Response of testate amoebae to peatland grip blocking: implications for biomonitoring of peatland restoration efforts

Supervisors: Dr Graeme SwindlesProf Andy Baird and Prof Joseph Holden

Peatlands are globally important habitats and carbon stores which are under threat from human activity and climate change. Over the last five decades, many upland blanket peatlands in the UK have had grips (drainage ditches) installed to lower water table levels and increase land productivity. However, gripping has been shown to have negative effects on biodiversity, hydrology and the amount of dissolved organic carbon (DOC) flux to water courses (Holden et al., 2011). It has also caused marked degradation of these important terrestrial carbon stores. To reduce these impacts there have been several attempts to block these grips with dams to restore the blanket peat. Testate amoebae are an important component of the soil microfauna and have been shown to be very sensitive environmental indicators in peatlands. In particular, they have been shown to respond rapidly to changes in water level. The aim of this project is to examine the efficacy of testate amoebae for biological monitoring of peatland grip blocking.

For more information contact Dr. Graeme Swindles 

Key reading

  • Holden, J, Wallage, Z.E., Lane, S.N and McDonald, A.T. 2011. Water table dynamics in drained and restored blanket peat. Journal of Hydrology 402, 103-114
  • Swindles, G.T., Charman, D.J., Roe, H.M. and Sansum, P.A. 2009. Environmental controls on peatland testate amoebae (Protozoa: Rhizopoda) in the North of Ireland: Implications for Holocene palaeoclimate studies.

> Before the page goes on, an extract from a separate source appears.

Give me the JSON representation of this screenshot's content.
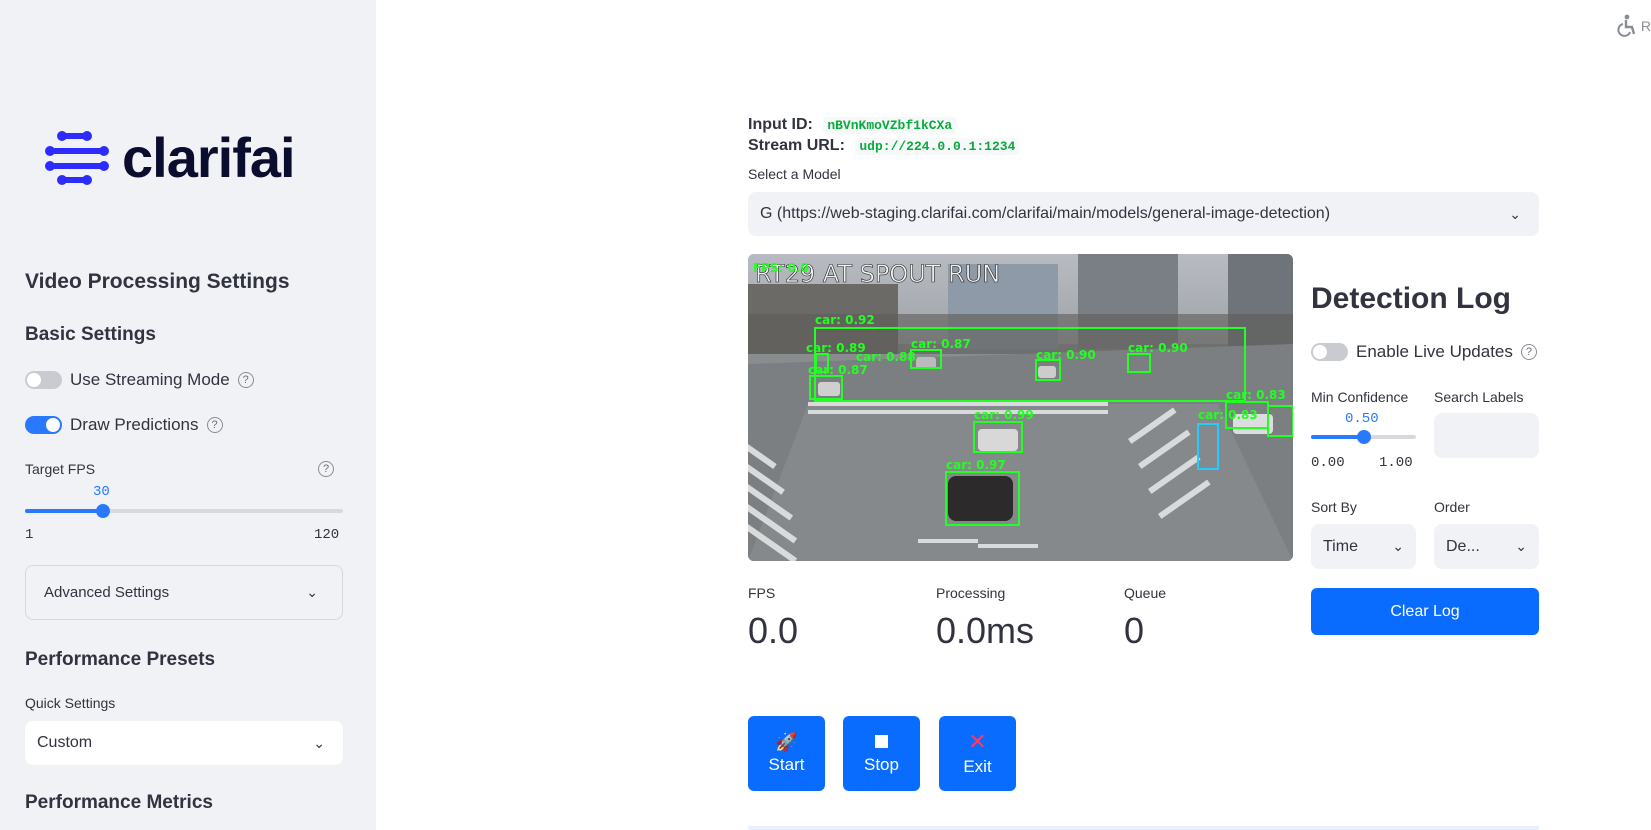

Journal of Paleolimnology 42, 123-140

For information on funding opportunities click here

For project related enquiries please contact the supervisors.For application enquiries please contact Jacqui Manton